> **What you will do**:
Nothing but a number should be returned: the count of lines in the records that contain "chevron".

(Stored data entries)
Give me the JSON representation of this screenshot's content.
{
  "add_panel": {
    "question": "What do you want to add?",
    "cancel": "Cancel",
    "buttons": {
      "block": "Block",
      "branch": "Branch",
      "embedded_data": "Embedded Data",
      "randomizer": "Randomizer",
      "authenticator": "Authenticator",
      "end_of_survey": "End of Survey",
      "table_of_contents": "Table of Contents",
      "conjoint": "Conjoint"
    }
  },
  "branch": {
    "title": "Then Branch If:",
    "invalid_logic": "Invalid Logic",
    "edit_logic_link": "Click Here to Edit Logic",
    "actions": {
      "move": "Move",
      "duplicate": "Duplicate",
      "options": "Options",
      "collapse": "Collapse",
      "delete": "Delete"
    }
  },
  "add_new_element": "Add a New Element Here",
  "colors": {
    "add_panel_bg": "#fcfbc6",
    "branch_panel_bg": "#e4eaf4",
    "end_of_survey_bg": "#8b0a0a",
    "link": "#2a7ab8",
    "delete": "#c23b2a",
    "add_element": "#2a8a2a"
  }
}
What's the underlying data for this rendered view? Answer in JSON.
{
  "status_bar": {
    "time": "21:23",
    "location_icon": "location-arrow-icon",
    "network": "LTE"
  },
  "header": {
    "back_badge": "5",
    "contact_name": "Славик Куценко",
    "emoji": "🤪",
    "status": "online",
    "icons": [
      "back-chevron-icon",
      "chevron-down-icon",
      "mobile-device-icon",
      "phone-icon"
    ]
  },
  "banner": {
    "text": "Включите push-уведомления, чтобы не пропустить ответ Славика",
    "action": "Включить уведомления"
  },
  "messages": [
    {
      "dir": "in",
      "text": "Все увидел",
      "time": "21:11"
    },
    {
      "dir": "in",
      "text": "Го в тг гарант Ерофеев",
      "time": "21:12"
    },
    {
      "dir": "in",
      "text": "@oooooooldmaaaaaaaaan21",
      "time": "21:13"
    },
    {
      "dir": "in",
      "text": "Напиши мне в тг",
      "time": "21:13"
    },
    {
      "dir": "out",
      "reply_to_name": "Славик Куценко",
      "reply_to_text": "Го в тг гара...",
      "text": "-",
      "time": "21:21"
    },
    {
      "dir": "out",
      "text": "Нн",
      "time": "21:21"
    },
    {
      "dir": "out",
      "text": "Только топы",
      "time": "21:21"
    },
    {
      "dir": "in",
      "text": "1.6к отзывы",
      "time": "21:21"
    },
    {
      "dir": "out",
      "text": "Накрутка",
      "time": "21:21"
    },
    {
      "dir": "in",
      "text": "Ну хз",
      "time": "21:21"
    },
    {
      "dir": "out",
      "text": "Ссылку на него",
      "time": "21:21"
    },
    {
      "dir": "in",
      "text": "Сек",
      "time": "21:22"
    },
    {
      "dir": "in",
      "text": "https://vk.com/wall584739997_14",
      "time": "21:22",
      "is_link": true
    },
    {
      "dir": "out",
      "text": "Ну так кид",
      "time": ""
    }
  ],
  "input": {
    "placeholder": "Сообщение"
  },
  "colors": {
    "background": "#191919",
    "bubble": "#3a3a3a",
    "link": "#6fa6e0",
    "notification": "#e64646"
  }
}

> **Solved problem**:
2